Report each line of the entries below that includes "function".

• RECORDS PROVIDED
====

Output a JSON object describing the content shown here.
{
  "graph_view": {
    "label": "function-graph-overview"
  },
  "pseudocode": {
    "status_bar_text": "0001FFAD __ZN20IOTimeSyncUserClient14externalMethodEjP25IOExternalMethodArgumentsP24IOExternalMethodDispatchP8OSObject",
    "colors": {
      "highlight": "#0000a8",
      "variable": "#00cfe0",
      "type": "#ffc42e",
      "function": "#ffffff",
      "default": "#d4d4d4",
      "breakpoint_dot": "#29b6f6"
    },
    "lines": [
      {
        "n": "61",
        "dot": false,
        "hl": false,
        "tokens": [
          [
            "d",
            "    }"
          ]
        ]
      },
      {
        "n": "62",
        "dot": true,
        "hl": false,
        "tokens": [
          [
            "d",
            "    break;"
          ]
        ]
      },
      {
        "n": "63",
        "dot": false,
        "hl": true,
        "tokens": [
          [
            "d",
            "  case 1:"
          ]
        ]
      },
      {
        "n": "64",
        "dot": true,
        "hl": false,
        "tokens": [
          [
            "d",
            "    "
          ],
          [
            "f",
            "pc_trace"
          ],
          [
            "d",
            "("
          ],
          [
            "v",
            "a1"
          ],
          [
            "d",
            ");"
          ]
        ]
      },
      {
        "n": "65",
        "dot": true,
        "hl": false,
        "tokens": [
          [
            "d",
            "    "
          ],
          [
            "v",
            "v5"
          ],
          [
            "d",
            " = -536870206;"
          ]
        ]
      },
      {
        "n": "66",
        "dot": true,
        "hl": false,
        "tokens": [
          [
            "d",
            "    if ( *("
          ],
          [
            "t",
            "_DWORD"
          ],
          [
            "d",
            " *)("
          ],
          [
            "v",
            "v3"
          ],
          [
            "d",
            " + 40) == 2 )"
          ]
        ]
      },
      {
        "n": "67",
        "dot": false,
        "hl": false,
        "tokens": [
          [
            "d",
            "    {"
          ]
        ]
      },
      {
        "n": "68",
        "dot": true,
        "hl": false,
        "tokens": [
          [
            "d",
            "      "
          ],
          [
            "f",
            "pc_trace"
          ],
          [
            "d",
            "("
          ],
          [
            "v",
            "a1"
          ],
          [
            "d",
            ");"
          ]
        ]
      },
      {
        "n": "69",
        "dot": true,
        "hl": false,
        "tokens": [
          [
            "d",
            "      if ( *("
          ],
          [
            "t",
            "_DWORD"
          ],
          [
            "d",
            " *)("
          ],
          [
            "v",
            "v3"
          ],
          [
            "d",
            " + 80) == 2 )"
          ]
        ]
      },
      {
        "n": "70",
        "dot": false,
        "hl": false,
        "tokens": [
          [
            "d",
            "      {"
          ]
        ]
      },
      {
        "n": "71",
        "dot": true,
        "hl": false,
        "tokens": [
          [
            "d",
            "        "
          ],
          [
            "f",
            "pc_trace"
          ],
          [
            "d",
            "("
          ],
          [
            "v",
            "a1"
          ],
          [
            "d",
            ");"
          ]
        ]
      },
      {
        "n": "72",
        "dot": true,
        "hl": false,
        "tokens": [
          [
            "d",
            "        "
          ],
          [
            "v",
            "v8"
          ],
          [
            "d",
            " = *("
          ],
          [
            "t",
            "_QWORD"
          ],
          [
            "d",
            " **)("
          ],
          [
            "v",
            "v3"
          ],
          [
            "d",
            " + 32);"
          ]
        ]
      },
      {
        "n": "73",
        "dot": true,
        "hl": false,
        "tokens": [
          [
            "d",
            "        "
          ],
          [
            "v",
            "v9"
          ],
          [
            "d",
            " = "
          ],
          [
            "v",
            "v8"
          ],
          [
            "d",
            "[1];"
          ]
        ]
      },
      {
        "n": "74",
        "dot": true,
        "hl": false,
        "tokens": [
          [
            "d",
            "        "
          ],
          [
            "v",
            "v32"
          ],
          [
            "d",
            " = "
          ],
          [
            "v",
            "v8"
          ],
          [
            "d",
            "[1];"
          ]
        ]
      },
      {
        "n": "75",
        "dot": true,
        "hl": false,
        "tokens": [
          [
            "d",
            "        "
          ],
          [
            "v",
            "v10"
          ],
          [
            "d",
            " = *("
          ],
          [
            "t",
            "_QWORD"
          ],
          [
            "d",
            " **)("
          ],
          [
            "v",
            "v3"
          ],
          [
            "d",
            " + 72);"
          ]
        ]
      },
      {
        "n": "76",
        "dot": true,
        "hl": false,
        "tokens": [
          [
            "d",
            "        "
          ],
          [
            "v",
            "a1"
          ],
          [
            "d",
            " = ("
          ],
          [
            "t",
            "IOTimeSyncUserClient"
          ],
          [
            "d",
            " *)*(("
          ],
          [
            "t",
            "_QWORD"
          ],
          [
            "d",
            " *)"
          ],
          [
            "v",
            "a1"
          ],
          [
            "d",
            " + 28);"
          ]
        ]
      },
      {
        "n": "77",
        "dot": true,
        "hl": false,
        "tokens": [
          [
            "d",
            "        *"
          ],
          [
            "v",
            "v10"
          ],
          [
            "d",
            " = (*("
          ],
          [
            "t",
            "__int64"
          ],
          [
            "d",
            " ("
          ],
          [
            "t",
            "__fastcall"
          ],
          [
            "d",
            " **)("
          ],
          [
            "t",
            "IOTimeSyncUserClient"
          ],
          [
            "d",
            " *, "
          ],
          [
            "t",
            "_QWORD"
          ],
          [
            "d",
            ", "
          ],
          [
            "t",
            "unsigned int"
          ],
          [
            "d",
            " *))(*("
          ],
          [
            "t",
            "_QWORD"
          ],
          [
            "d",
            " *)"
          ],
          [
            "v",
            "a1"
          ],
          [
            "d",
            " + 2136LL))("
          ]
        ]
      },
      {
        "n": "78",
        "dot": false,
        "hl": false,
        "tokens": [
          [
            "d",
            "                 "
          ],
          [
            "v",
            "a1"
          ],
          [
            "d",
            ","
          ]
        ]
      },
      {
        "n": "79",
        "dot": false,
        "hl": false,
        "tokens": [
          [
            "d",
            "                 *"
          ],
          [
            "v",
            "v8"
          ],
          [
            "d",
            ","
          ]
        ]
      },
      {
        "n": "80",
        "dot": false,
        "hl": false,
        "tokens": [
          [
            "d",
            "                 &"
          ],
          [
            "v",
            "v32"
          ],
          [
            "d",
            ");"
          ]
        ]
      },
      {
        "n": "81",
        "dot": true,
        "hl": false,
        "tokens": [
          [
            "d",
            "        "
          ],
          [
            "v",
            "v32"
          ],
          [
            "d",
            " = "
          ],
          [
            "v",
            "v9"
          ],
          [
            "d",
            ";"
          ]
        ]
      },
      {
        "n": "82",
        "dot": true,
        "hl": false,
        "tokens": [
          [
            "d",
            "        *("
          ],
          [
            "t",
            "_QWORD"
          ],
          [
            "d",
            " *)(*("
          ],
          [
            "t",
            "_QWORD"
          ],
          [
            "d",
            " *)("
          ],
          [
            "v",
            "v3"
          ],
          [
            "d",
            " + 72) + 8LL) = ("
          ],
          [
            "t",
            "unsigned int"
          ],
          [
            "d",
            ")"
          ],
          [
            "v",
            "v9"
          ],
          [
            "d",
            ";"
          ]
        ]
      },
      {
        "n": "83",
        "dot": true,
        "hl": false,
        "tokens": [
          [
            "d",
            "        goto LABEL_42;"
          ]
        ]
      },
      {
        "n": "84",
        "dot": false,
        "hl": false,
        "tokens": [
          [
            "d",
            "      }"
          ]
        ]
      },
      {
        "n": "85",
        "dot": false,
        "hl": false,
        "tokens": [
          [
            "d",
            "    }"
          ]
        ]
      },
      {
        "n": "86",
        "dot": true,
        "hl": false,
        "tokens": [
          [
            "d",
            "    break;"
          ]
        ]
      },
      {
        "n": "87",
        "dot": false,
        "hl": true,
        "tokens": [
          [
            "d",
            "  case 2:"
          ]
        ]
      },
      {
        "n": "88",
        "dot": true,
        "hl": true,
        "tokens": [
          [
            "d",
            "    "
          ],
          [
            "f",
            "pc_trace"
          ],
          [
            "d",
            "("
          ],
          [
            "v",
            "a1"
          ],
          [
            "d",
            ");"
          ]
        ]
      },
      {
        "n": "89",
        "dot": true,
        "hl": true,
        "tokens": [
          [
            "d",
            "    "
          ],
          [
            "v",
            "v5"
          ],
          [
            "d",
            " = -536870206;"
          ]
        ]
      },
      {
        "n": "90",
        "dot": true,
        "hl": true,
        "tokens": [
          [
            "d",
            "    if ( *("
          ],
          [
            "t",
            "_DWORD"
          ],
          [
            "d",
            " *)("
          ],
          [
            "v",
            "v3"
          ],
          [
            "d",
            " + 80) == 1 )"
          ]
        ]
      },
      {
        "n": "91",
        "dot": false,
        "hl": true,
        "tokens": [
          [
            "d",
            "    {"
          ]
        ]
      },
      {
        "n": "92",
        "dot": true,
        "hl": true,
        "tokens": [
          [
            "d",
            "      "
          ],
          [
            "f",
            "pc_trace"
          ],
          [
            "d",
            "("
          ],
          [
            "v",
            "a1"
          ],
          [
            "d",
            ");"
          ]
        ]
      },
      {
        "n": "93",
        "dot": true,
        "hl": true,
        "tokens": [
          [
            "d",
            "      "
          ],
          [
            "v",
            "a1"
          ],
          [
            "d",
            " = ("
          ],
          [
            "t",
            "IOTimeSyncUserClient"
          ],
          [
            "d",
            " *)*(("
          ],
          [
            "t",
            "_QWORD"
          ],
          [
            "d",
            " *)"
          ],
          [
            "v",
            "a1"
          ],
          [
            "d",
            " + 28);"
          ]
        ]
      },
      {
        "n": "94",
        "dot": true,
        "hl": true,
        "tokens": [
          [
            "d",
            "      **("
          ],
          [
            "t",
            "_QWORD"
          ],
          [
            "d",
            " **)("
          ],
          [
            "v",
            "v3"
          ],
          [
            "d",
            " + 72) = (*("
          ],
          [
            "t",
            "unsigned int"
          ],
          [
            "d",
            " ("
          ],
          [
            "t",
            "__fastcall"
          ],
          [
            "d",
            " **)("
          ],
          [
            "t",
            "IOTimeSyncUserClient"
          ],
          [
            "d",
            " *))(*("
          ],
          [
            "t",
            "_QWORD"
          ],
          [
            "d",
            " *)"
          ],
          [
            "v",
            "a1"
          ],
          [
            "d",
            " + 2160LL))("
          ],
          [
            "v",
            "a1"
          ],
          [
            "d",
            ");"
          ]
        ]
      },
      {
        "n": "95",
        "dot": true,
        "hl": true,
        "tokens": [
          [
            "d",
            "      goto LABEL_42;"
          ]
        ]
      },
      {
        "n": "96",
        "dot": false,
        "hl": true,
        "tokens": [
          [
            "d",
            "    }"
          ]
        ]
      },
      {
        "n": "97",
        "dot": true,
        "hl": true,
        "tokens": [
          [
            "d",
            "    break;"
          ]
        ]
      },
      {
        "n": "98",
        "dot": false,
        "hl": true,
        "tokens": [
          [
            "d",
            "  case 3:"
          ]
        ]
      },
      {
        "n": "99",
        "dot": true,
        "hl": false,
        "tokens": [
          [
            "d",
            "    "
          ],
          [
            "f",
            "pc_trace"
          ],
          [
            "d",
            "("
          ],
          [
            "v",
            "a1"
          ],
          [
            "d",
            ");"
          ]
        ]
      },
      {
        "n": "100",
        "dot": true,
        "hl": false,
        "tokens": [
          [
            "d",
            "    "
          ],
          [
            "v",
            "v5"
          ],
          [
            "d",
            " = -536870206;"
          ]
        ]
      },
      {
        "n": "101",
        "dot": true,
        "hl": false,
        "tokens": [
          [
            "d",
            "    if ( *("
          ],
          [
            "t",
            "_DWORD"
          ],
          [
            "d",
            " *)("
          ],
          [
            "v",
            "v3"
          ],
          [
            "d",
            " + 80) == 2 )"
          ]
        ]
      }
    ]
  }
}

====

• ANSWER TO THIS EXERCISE
    "label": "function-graph-overview"
      "function": "#ffffff",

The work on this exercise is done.